The focus of the TMC is getting you climbing peaks, working with your climbing partner to develop solid, safe practices.
The first few days will involve more theory and instruction, but we aim to get you climbing peaks as soon as you have the basic skills under your belt (self arrest, cramponing).
As you progress the focus shifts to climbing on more complex terrain, and refining rope and anchor skills. You will spend at least a half-day working on real crevasse rescue scenarios, and at least another half day ice climbing.
Instructional days will begin at around 07:00. When climbing on good weather days you may have “alpine starts” - as early as 04:00, if tackling a longer ascent. Most day's activities will have you out for 8 to 10 hours.
During any poor weather you will be busy with rope skills, theory, and practical - using instruction venues close to the hut.
We aim to have you back in Mount Cook Village by afternoon on the final full day. This allows for a "debrief" and meal at a local Mt Cook watering hole.
Day 10 - final morning
The final morning is spent on revision, some cragging, and returning gear before finishing around noon. Most bus transport leaves Mt Cook about 14:00, so you have time to take lunch, and bid your farewells to your team mates.
Egress from the mountains
Almost all TMC's fly out of the mountains. It maximises time spent on climbing and instruction and avoids an extremely arduous trip that must be done inside the course time.
The cost of flying out is built into the course price. There is no additional cost to you.
Your group may walk down the Tasman Glacier for 2-3 hours to a suitable lower aircraft landing site, or fly out on the aircraft that drops the next TMC into the mountains.
Equipment and Clothing | TMC
Please let us know what gear you need to rent - including any equipment supplied free of charge.
Choosing your clothing | Seasonal Variation
Our gear lists cater for all eventualities. Sometimes you may not require everything on the equipment list. Weather and conditions when your trip starts will help determine what is needed.
Temperatures, weather, and snow conditions will vary. The program is designed to work around these changes.

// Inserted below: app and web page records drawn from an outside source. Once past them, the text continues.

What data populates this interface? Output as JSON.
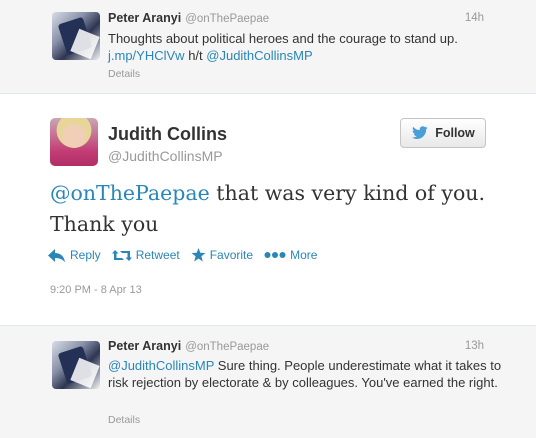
{
  "reply_top": {
    "author_name": "Peter Aranyi",
    "author_handle": "@onThePaepae",
    "time": "14h",
    "text_before": "Thoughts about political heroes and  the courage to stand up. ",
    "link": "j.mp/YHClVw",
    "text_middle": " h/t ",
    "mention": "@JudithCollinsMP",
    "details": "Details"
  },
  "main_tweet": {
    "author_name": "Judith Collins",
    "author_handle": "@JudithCollinsMP",
    "follow_label": "Follow",
    "mention": "@onThePaepae",
    "text": " that was very kind of you. Thank you",
    "actions": {
      "reply": "Reply",
      "retweet": "Retweet",
      "favorite": "Favorite",
      "more": "More"
    },
    "timestamp": "9:20 PM - 8 Apr 13"
  },
  "reply_bottom": {
    "author_name": "Peter Aranyi",
    "author_handle": "@onThePaepae",
    "time": "13h",
    "mention": "@JudithCollinsMP",
    "text": " Sure thing. People underestimate what it takes to risk rejection by electorate & by colleagues. You've earned the right.",
    "details": "Details"
  },
  "colors": {
    "link": "#2a86b7",
    "muted": "#999999",
    "text": "#333333",
    "reply_bg": "#f5f5f5"
  },
  "icons": [
    "bird-icon",
    "reply-icon",
    "retweet-icon",
    "favorite-icon",
    "more-icon"
  ]
}
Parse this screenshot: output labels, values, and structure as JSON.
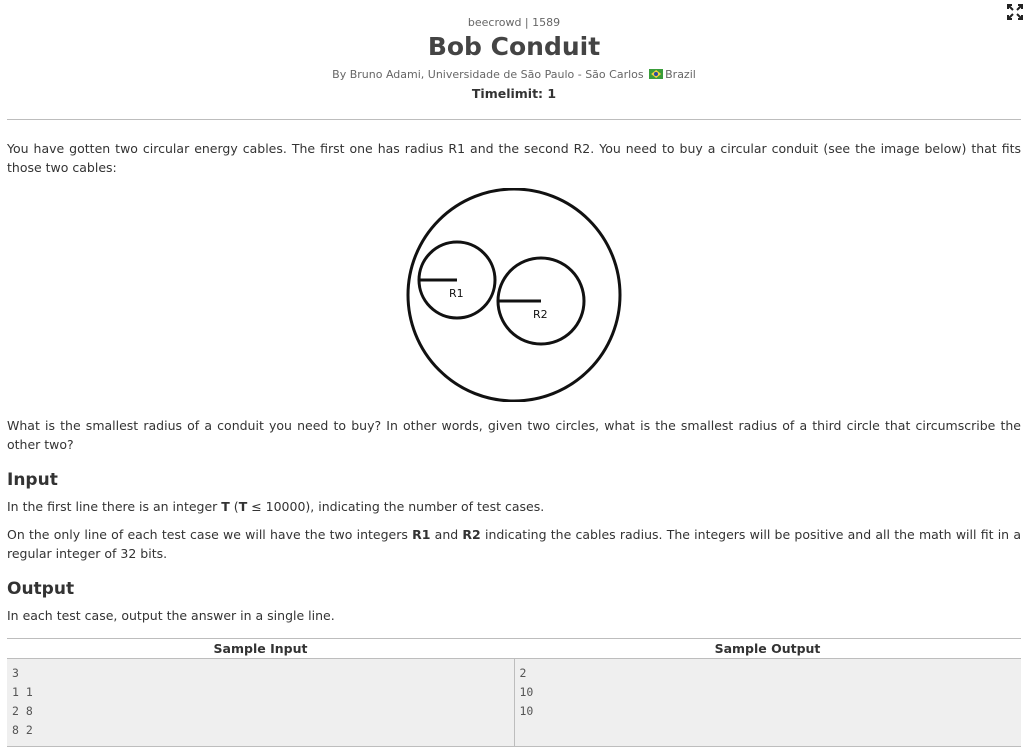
{
  "header": {
    "site_id": "beecrowd | 1589",
    "title": "Bob Conduit",
    "author_prefix": "By Bruno Adami, Universidade de São Paulo - São Carlos",
    "country": "Brazil",
    "timelimit": "Timelimit: 1"
  },
  "description": {
    "paragraph": "You have gotten two circular energy cables. The first one has radius R1 and the second R2. You need to buy a circular conduit (see the image below) that fits those two cables:",
    "figure_labels": {
      "r1": "R1",
      "r2": "R2"
    },
    "question": "What is the smallest radius of a conduit you need to buy? In other words, given two circles, what is the smallest radius of a third circle that circumscribe the other two?"
  },
  "input": {
    "heading": "Input",
    "p1_a": "In the first line there is an integer ",
    "p1_t": "T",
    "p1_b": " (",
    "p1_t2": "T",
    "p1_c": " ≤ 10000), indicating the number of test cases.",
    "p2_a": "On the only line of each test case we will have the two integers ",
    "p2_r1": "R1",
    "p2_and": " and ",
    "p2_r2": "R2",
    "p2_b": " indicating the cables radius. The integers will be positive and all the math will fit in a regular integer of 32 bits."
  },
  "output": {
    "heading": "Output",
    "text": "In each test case, output the answer in a single line."
  },
  "samples": {
    "input_header": "Sample Input",
    "output_header": "Sample Output",
    "input_text": "3\n1 1\n2 8\n8 2",
    "output_text": "2\n10\n10"
  }
}
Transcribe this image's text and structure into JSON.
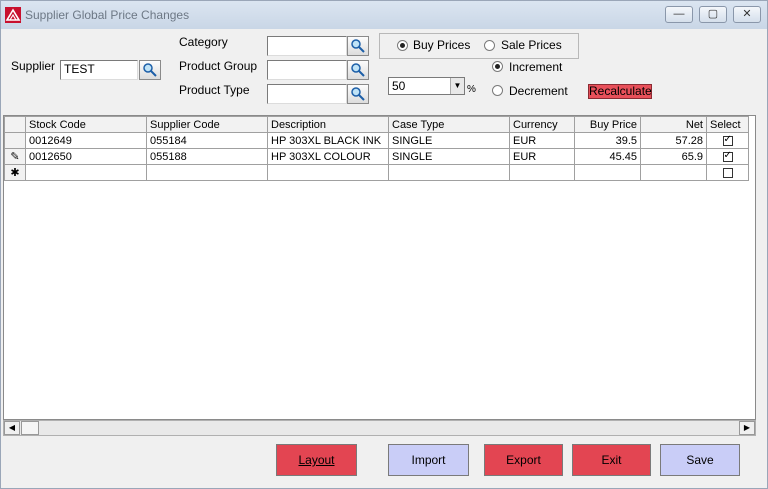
{
  "window": {
    "title": "Supplier Global Price Changes",
    "minimize": "—",
    "maximize": "▢",
    "close": "✕"
  },
  "filters": {
    "supplier_label": "Supplier",
    "supplier_value": "TEST",
    "category_label": "Category",
    "category_value": "",
    "product_group_label": "Product Group",
    "product_group_value": "",
    "product_type_label": "Product Type",
    "product_type_value": ""
  },
  "price_mode": {
    "buy_label": "Buy Prices",
    "sale_label": "Sale Prices",
    "selected": "buy"
  },
  "adjust": {
    "percent_value": "50",
    "percent_symbol": "%",
    "increment_label": "Increment",
    "decrement_label": "Decrement",
    "selected": "increment",
    "recalculate_label": "Recalculate"
  },
  "grid": {
    "columns": [
      "Stock Code",
      "Supplier Code",
      "Description",
      "Case Type",
      "Currency",
      "Buy Price",
      "Net",
      "Select"
    ],
    "rows": [
      {
        "marker": "",
        "stock_code": "0012649",
        "supplier_code": "055184",
        "description": "HP 303XL BLACK INK",
        "case_type": "SINGLE",
        "currency": "EUR",
        "buy_price": "39.5",
        "net": "57.28",
        "selected": true
      },
      {
        "marker": "✎",
        "stock_code": "0012650",
        "supplier_code": "055188",
        "description": "HP 303XL COLOUR",
        "case_type": "SINGLE",
        "currency": "EUR",
        "buy_price": "45.45",
        "net": "65.9",
        "selected": true
      }
    ],
    "new_row_marker": "✱"
  },
  "scrollbar": {
    "left": "◀",
    "right": "▶"
  },
  "buttons": {
    "layout": "Layout",
    "import": "Import",
    "export": "Export",
    "exit": "Exit",
    "save": "Save"
  },
  "colors": {
    "red_button": "#e34552",
    "blue_button": "#c9cdf7",
    "recalculate": "#e8505a"
  }
}
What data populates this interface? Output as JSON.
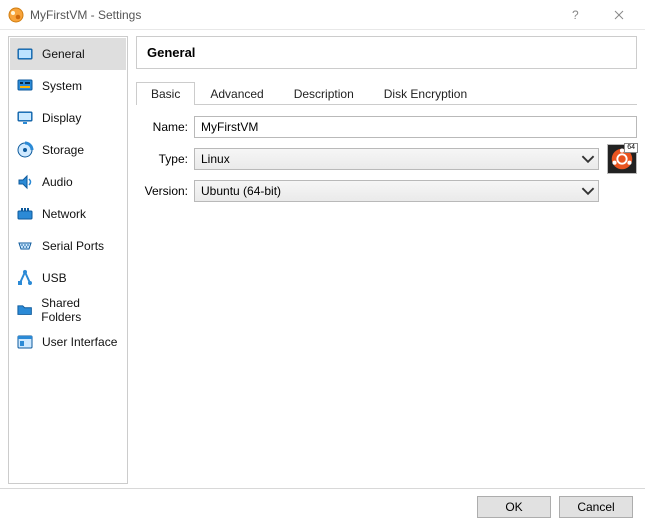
{
  "window": {
    "title": "MyFirstVM - Settings"
  },
  "sidebar": {
    "items": [
      {
        "label": "General"
      },
      {
        "label": "System"
      },
      {
        "label": "Display"
      },
      {
        "label": "Storage"
      },
      {
        "label": "Audio"
      },
      {
        "label": "Network"
      },
      {
        "label": "Serial Ports"
      },
      {
        "label": "USB"
      },
      {
        "label": "Shared Folders"
      },
      {
        "label": "User Interface"
      }
    ]
  },
  "page": {
    "title": "General",
    "tabs": [
      {
        "label": "Basic"
      },
      {
        "label": "Advanced"
      },
      {
        "label": "Description"
      },
      {
        "label": "Disk Encryption"
      }
    ]
  },
  "form": {
    "name_label": "Name:",
    "name_value": "MyFirstVM",
    "type_label": "Type:",
    "type_value": "Linux",
    "version_label": "Version:",
    "version_value": "Ubuntu (64-bit)",
    "badge": "64"
  },
  "footer": {
    "ok_label": "OK",
    "cancel_label": "Cancel"
  }
}
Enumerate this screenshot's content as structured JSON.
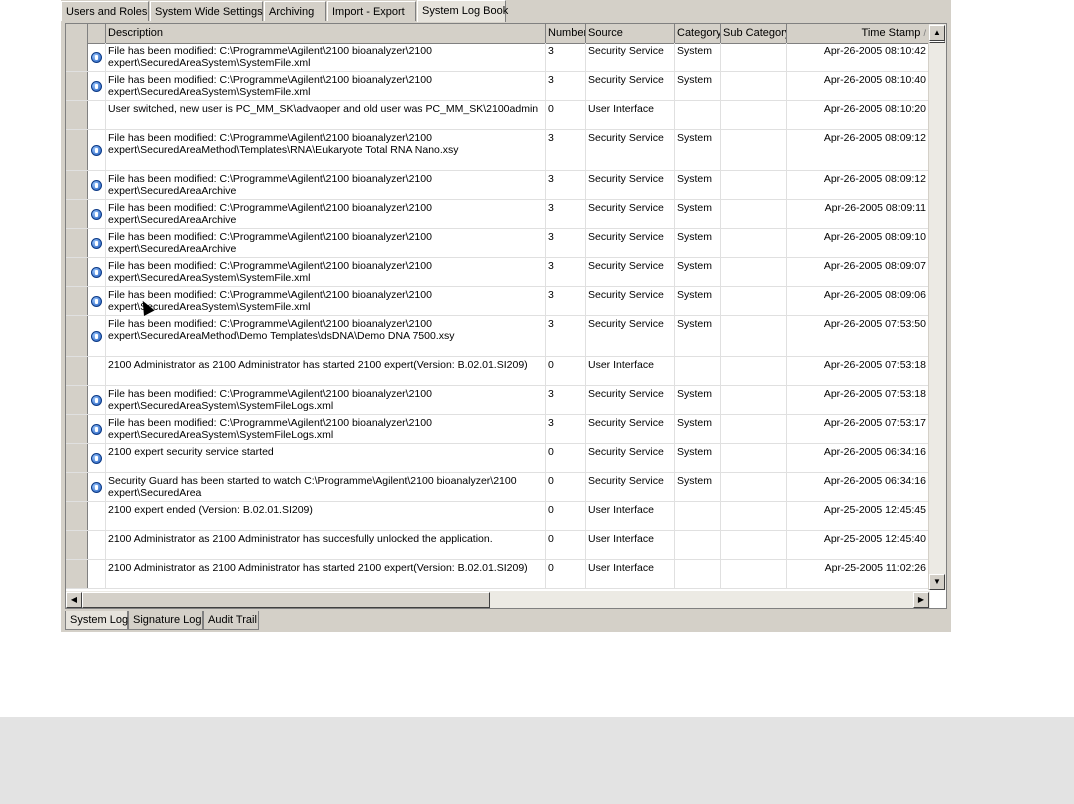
{
  "top_tabs": [
    "Users and Roles",
    "System Wide Settings",
    "Archiving",
    "Import - Export",
    "System Log Book"
  ],
  "active_top_tab": "System Log Book",
  "columns": {
    "description": "Description",
    "number": "Number",
    "source": "Source",
    "category": "Category",
    "sub_category": "Sub Category",
    "time_stamp": "Time Stamp",
    "sort_indicator": "/"
  },
  "rows": [
    {
      "desc": "File has been modified: C:\\Programme\\Agilent\\2100 bioanalyzer\\2100\nexpert\\SecuredAreaSystem\\SystemFile.xml",
      "num": "3",
      "src": "Security Service",
      "cat": "System",
      "sub": "",
      "ts": "Apr-26-2005 08:10:42",
      "icon": true
    },
    {
      "desc": "File has been modified: C:\\Programme\\Agilent\\2100 bioanalyzer\\2100\nexpert\\SecuredAreaSystem\\SystemFile.xml",
      "num": "3",
      "src": "Security Service",
      "cat": "System",
      "sub": "",
      "ts": "Apr-26-2005 08:10:40",
      "icon": true
    },
    {
      "desc": "User switched, new user is PC_MM_SK\\advaoper and old user was PC_MM_SK\\2100admin",
      "num": "0",
      "src": "User Interface",
      "cat": "",
      "sub": "",
      "ts": "Apr-26-2005 08:10:20",
      "icon": false
    },
    {
      "desc": "File has been modified: C:\\Programme\\Agilent\\2100 bioanalyzer\\2100\nexpert\\SecuredAreaMethod\\Templates\\RNA\\Eukaryote Total RNA Nano.xsy",
      "num": "3",
      "src": "Security Service",
      "cat": "System",
      "sub": "",
      "ts": "Apr-26-2005 08:09:12",
      "icon": true
    },
    {
      "desc": "File has been modified: C:\\Programme\\Agilent\\2100 bioanalyzer\\2100\nexpert\\SecuredAreaArchive",
      "num": "3",
      "src": "Security Service",
      "cat": "System",
      "sub": "",
      "ts": "Apr-26-2005 08:09:12",
      "icon": true
    },
    {
      "desc": "File has been modified: C:\\Programme\\Agilent\\2100 bioanalyzer\\2100\nexpert\\SecuredAreaArchive",
      "num": "3",
      "src": "Security Service",
      "cat": "System",
      "sub": "",
      "ts": "Apr-26-2005 08:09:11",
      "icon": true
    },
    {
      "desc": "File has been modified: C:\\Programme\\Agilent\\2100 bioanalyzer\\2100\nexpert\\SecuredAreaArchive",
      "num": "3",
      "src": "Security Service",
      "cat": "System",
      "sub": "",
      "ts": "Apr-26-2005 08:09:10",
      "icon": true
    },
    {
      "desc": "File has been modified: C:\\Programme\\Agilent\\2100 bioanalyzer\\2100\nexpert\\SecuredAreaSystem\\SystemFile.xml",
      "num": "3",
      "src": "Security Service",
      "cat": "System",
      "sub": "",
      "ts": "Apr-26-2005 08:09:07",
      "icon": true
    },
    {
      "desc": "File has been modified: C:\\Programme\\Agilent\\2100 bioanalyzer\\2100\nexpert\\SecuredAreaSystem\\SystemFile.xml",
      "num": "3",
      "src": "Security Service",
      "cat": "System",
      "sub": "",
      "ts": "Apr-26-2005 08:09:06",
      "icon": true
    },
    {
      "desc": "File has been modified: C:\\Programme\\Agilent\\2100 bioanalyzer\\2100\nexpert\\SecuredAreaMethod\\Demo Templates\\dsDNA\\Demo DNA 7500.xsy",
      "num": "3",
      "src": "Security Service",
      "cat": "System",
      "sub": "",
      "ts": "Apr-26-2005 07:53:50",
      "icon": true
    },
    {
      "desc": "2100 Administrator as 2100 Administrator has started 2100 expert(Version: B.02.01.SI209)",
      "num": "0",
      "src": "User Interface",
      "cat": "",
      "sub": "",
      "ts": "Apr-26-2005 07:53:18",
      "icon": false
    },
    {
      "desc": "File has been modified: C:\\Programme\\Agilent\\2100 bioanalyzer\\2100\nexpert\\SecuredAreaSystem\\SystemFileLogs.xml",
      "num": "3",
      "src": "Security Service",
      "cat": "System",
      "sub": "",
      "ts": "Apr-26-2005 07:53:18",
      "icon": true
    },
    {
      "desc": "File has been modified: C:\\Programme\\Agilent\\2100 bioanalyzer\\2100\nexpert\\SecuredAreaSystem\\SystemFileLogs.xml",
      "num": "3",
      "src": "Security Service",
      "cat": "System",
      "sub": "",
      "ts": "Apr-26-2005 07:53:17",
      "icon": true
    },
    {
      "desc": "2100 expert security service started",
      "num": "0",
      "src": "Security Service",
      "cat": "System",
      "sub": "",
      "ts": "Apr-26-2005 06:34:16",
      "icon": true
    },
    {
      "desc": "Security Guard has been started to watch C:\\Programme\\Agilent\\2100 bioanalyzer\\2100\nexpert\\SecuredArea",
      "num": "0",
      "src": "Security Service",
      "cat": "System",
      "sub": "",
      "ts": "Apr-26-2005 06:34:16",
      "icon": true
    },
    {
      "desc": "2100 expert ended (Version: B.02.01.SI209)",
      "num": "0",
      "src": "User Interface",
      "cat": "",
      "sub": "",
      "ts": "Apr-25-2005 12:45:45",
      "icon": false
    },
    {
      "desc": "2100 Administrator as 2100 Administrator has succesfully unlocked the application.",
      "num": "0",
      "src": "User Interface",
      "cat": "",
      "sub": "",
      "ts": "Apr-25-2005 12:45:40",
      "icon": false
    },
    {
      "desc": "2100 Administrator as 2100 Administrator has started 2100 expert(Version: B.02.01.SI209)",
      "num": "0",
      "src": "User Interface",
      "cat": "",
      "sub": "",
      "ts": "Apr-25-2005 11:02:26",
      "icon": false
    }
  ],
  "bottom_tabs": [
    "System Log",
    "Signature Log",
    "Audit Trail"
  ],
  "active_bottom_tab": "System Log",
  "icons": {
    "info": "info-icon",
    "scroll_up": "scroll-up-icon",
    "scroll_down": "scroll-down-icon",
    "scroll_left": "scroll-left-icon",
    "scroll_right": "scroll-right-icon"
  }
}
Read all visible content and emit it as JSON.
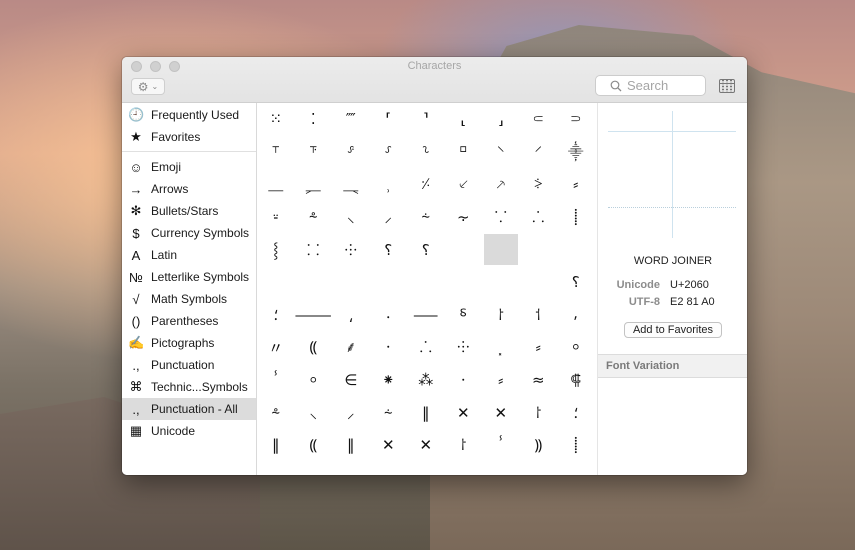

Make a Booking
Please ensure you have talked to us about guide availability.
We require a deposit of NZ$1,000 and completed booking form for each person.